• **THE TASK**
Pull out all lines from the listing below in which the word "Search" appears.

#### INPUT

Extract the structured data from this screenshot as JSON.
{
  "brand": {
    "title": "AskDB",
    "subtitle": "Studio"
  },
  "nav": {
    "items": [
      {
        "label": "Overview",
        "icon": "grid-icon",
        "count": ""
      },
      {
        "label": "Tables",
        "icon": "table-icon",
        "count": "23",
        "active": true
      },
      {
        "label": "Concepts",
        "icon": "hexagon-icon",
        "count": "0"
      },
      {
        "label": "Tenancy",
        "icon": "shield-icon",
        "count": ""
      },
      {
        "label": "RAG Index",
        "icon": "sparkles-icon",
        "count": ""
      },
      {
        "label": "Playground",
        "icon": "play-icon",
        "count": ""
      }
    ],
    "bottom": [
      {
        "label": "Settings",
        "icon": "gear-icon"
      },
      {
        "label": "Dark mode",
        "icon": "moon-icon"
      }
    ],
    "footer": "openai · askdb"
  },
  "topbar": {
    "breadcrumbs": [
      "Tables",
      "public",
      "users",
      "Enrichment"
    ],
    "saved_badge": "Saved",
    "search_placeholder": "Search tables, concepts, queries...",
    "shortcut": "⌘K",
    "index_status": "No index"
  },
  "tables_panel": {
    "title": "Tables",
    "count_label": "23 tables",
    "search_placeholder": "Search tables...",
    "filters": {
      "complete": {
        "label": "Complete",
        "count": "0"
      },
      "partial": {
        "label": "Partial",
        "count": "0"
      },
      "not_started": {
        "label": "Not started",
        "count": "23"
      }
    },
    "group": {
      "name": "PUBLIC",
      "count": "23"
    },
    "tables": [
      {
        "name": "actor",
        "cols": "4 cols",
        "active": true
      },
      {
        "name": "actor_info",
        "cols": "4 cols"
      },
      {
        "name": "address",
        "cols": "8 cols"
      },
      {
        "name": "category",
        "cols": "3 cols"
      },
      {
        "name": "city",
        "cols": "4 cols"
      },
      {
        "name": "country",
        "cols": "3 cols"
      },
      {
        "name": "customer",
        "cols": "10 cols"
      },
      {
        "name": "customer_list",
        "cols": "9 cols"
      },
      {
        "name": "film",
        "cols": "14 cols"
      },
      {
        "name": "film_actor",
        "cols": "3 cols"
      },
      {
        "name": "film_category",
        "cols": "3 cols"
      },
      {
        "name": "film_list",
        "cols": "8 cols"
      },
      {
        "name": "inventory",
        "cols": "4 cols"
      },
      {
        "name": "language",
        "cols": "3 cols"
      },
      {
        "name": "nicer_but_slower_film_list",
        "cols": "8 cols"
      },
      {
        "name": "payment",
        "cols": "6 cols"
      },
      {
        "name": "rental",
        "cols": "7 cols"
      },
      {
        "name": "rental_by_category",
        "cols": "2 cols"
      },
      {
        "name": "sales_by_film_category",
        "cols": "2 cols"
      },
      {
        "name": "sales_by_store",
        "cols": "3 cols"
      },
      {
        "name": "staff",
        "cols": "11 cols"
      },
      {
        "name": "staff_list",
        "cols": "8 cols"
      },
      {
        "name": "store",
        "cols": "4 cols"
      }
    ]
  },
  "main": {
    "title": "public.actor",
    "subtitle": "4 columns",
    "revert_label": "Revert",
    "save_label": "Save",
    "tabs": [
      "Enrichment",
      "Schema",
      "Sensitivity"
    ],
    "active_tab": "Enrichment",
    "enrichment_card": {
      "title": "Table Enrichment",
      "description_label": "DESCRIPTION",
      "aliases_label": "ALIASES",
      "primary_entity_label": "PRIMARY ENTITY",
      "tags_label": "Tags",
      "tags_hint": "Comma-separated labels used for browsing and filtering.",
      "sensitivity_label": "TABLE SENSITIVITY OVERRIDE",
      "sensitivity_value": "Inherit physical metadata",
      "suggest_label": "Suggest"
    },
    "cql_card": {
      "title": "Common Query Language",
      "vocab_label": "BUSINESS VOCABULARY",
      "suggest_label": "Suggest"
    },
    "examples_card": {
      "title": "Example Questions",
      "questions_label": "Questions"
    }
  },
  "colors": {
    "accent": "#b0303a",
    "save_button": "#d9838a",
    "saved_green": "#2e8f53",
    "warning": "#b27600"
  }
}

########

• **RESULT FOR THIS TASK**
    "search_placeholder": "Search tables, concepts, queries...",
    "search_placeholder": "Search tables...",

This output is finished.